Maybe it’s laziness: Brian Solis is my favorite blogger, and ubiquitously adored. He offers both criticism and creation, but backed up in almost every post, at every point, and usually with charts, graphs and statistics. He’s been my role model for blogging to which consequently I have seven drafts awaiting publishing without the grinding motivation to do the research I know they require to be up to …my standards. Free from my own criticism.
Maybe we’re simply not good at anything but criticism. My favorite business professor, Bob Sicina, the CFO of Citibank when that was something to admire, taught two classes. Our freshaman year Intro to Business in which started class every class with “Start Me Up”, and put “Good to Great” as a reading assignment, and International Financial Accounting, in which we were given a one month intro to consulting. He told a story of a famous consultant named Harvey. Harvey was the KOL of his industry, he could go into any business, find exactly what the problem was and break it down into key components. He made lots of money for a long time and one day his boss said to him, “Harvey, you’re great at breaking things down, but can you synthesize?
Those words have haunted me for a year, and I suspect will for the rest of my careering days. Tonight a single tweet spurred this post. An @ reply to my comment the future of advertising was entertaining like the Old Spice Campaign, and interactive. The reply was that great content does not equate to purchasing decisions. So what does I asked? Silence. Then “140 characters isn’t long enough”.
“I’m so good at finding what I don’t like the most” laments Kanye. You and me both hothead, we’re so rapped up in what we like, in pleasing ourselves, in being those screaming rebel iconoclasts righting the wrongs and freeing true beauty, we forget for a moment to create ourselves.
So my New Year’s resolution for digital 2011 is to pull a Kanye. To be the creator, the idea supplier.

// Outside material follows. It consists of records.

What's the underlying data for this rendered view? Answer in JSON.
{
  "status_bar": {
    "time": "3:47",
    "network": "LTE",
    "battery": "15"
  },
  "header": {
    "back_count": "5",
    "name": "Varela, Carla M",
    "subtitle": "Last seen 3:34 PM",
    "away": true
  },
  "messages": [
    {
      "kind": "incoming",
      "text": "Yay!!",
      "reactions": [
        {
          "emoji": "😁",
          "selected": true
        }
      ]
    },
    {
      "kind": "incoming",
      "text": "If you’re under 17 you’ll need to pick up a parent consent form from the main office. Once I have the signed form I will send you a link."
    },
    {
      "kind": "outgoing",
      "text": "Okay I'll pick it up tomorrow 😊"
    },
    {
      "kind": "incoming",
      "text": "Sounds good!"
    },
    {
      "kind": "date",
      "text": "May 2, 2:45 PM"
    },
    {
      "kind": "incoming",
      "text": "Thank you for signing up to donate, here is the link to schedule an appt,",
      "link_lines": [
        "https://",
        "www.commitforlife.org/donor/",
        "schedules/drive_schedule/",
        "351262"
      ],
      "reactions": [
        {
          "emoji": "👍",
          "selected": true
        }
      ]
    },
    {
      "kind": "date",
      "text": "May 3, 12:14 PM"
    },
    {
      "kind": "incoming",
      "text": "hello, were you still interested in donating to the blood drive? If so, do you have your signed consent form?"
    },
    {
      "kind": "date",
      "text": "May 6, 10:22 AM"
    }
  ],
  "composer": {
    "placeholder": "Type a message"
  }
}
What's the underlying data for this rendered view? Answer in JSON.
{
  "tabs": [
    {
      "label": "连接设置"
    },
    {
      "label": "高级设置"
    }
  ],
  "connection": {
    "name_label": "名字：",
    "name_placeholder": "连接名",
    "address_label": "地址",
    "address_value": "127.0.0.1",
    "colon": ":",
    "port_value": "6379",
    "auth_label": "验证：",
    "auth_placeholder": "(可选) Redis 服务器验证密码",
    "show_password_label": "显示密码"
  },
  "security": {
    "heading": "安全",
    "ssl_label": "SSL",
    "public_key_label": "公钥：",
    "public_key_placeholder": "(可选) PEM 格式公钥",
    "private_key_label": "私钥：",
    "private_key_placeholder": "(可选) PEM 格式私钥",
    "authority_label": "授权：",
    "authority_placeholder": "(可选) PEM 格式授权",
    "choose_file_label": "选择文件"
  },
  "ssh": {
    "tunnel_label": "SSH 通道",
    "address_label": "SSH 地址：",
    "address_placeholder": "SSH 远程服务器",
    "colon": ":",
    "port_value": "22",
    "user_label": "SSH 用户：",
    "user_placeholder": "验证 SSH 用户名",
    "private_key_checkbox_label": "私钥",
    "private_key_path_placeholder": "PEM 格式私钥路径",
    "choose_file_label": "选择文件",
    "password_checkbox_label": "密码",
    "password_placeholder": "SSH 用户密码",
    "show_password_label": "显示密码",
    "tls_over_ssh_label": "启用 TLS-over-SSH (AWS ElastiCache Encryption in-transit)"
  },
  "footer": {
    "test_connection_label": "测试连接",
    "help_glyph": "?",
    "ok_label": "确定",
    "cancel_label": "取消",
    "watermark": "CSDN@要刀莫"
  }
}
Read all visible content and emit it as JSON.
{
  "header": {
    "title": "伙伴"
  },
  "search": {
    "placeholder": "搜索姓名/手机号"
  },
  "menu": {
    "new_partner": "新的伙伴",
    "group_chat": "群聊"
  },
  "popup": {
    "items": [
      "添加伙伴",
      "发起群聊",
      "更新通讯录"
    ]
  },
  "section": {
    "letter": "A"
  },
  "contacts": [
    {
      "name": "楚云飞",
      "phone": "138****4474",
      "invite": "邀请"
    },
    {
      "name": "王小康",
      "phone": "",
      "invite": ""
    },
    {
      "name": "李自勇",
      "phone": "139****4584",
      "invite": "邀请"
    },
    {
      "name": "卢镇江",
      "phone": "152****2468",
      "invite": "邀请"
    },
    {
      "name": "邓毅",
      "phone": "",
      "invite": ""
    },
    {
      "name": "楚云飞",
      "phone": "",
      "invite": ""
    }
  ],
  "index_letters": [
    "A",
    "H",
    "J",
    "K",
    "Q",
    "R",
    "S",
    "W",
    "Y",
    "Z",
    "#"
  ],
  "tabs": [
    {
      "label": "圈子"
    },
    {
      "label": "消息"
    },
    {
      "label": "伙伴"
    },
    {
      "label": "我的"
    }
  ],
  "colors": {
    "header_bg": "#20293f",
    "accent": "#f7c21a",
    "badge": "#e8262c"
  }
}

Not to say I won’t be critiquing…reviewing new apps, new ideas, new trends…but the lines, in tearing apart a successful or popular campaign because it doesn’t fit my standard of beauty, no more.
I dare you to rethink that.